> [WHAT IS REQUIRED]: Copy out each line of the data below in which "chat" appears.

> [DATA UNDER STUDY]:
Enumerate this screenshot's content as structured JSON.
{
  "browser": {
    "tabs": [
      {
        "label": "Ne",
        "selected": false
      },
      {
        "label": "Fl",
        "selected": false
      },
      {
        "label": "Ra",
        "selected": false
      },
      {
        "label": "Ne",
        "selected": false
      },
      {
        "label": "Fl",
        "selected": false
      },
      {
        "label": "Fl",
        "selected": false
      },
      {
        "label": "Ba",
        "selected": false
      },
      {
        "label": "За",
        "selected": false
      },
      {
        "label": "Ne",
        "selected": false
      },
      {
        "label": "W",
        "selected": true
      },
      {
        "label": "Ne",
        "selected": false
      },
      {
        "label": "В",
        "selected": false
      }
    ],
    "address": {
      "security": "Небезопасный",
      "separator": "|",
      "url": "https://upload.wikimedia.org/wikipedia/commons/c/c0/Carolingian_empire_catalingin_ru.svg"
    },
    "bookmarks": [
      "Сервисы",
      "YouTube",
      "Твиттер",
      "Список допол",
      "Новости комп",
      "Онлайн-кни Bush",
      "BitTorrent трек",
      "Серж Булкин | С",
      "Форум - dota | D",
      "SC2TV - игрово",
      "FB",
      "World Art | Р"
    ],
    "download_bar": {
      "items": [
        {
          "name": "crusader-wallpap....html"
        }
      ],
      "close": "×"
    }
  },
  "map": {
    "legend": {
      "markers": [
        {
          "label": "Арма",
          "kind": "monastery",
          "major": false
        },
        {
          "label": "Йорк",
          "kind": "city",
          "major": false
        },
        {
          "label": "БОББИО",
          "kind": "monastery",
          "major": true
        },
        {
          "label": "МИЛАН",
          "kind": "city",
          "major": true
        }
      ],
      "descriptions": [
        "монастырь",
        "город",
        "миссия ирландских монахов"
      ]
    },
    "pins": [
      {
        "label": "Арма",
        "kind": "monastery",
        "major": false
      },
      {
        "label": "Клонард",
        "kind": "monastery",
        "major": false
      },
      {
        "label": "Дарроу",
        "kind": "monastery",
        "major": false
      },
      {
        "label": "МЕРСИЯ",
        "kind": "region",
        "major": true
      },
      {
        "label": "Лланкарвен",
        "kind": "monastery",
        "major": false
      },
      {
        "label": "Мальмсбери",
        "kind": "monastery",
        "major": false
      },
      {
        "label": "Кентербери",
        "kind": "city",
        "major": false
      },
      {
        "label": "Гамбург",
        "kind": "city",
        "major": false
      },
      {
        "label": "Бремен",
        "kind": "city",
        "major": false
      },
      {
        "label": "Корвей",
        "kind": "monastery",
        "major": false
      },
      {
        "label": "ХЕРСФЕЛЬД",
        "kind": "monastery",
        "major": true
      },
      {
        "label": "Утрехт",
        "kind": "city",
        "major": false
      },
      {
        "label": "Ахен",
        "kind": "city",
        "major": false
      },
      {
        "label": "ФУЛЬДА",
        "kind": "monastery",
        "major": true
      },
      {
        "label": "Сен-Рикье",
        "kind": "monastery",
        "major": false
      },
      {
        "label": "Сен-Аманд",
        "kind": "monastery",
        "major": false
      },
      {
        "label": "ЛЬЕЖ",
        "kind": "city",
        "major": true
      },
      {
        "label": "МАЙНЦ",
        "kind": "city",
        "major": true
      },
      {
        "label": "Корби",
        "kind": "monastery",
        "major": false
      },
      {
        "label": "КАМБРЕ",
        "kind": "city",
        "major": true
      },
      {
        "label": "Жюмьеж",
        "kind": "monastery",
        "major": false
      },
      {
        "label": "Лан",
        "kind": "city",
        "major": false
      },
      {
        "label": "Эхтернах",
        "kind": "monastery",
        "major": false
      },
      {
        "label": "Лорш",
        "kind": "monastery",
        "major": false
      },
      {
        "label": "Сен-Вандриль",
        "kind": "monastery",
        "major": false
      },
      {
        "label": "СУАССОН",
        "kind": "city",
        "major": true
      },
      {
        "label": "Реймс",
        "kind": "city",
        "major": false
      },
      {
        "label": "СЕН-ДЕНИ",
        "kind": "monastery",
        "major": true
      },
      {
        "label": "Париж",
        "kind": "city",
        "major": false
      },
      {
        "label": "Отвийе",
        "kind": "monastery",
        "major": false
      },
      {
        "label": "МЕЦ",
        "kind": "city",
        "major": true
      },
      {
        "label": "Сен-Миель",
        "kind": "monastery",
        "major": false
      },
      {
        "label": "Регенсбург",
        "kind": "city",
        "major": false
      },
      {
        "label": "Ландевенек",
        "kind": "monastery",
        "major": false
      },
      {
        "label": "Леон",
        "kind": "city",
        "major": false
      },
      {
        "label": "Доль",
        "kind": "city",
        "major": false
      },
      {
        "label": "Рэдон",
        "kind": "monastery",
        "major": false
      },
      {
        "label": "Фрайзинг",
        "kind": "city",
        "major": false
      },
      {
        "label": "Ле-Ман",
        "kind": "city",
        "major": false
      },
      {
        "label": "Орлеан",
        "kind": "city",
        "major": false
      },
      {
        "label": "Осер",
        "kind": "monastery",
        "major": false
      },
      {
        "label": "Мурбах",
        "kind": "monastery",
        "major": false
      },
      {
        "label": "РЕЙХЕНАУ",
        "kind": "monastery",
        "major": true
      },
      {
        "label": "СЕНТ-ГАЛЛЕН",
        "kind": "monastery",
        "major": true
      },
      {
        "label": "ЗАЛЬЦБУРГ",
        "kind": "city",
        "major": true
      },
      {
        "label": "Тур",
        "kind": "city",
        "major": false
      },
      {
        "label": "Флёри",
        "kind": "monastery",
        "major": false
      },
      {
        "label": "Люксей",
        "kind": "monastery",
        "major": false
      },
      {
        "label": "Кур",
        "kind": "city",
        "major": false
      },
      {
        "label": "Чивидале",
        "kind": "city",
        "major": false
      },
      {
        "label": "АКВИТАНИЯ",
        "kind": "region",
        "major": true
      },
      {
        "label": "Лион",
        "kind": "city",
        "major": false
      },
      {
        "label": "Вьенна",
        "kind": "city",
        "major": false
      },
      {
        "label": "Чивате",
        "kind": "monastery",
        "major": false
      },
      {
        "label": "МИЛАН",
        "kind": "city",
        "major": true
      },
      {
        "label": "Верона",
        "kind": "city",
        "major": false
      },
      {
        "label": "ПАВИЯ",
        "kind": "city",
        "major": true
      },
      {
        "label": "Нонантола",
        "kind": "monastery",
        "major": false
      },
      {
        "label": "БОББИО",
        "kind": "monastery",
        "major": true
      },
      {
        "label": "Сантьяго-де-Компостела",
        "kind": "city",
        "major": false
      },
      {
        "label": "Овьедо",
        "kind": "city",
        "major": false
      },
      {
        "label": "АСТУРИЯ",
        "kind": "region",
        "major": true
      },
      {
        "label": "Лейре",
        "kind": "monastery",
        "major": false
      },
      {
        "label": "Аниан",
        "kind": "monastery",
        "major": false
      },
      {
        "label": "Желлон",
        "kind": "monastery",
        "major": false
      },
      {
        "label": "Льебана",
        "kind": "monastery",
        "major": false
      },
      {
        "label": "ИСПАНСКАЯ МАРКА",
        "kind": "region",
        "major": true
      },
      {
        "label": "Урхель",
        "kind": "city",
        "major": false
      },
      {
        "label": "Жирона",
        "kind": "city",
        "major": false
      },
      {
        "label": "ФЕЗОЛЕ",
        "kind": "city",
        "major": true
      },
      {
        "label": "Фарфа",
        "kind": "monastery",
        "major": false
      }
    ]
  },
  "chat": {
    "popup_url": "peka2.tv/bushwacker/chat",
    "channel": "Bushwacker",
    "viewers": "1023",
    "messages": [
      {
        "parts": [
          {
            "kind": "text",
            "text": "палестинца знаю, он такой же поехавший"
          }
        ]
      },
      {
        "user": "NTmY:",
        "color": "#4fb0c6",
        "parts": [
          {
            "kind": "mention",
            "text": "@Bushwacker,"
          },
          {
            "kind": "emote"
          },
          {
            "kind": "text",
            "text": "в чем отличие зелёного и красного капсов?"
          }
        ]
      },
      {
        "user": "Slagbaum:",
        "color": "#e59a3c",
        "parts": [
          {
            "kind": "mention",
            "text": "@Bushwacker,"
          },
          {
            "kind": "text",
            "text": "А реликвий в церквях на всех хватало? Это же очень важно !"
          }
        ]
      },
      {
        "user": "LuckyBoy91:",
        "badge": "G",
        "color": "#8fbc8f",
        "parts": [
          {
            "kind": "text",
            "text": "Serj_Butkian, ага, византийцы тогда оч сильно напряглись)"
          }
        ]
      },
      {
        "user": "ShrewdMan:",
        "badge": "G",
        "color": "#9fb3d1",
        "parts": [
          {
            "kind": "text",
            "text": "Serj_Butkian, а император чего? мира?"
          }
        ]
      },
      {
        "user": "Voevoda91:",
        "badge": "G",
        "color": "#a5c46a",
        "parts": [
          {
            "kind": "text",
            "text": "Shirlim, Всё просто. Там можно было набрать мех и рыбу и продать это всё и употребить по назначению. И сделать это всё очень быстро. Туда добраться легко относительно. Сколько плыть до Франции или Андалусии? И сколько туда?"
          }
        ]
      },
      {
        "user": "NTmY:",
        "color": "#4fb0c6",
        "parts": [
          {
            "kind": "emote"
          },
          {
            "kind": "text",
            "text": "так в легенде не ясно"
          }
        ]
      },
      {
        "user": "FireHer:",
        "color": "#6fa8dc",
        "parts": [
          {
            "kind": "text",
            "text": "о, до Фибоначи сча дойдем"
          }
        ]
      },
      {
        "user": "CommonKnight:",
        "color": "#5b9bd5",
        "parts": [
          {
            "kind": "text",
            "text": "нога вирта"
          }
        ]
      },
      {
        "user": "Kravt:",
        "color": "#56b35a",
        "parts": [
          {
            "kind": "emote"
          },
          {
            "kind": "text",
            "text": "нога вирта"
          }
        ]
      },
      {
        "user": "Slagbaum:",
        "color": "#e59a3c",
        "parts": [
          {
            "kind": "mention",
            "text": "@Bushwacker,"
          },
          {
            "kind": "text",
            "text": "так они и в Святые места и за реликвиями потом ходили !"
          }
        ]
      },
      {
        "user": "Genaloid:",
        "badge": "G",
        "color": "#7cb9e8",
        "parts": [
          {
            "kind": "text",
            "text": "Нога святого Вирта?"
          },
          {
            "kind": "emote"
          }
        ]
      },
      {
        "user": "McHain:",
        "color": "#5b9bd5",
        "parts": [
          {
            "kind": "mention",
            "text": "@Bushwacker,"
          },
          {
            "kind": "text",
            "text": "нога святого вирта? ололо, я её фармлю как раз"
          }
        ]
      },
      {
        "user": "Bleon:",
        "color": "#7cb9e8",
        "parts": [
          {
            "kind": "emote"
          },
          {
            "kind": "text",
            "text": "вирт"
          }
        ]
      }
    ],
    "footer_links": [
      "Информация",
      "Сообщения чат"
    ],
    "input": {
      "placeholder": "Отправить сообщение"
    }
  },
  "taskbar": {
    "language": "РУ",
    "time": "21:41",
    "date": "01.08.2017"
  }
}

> [COMPLETED TASK]:
  "chat": {
    "popup_url": "peka2.tv/bushwacker/chat",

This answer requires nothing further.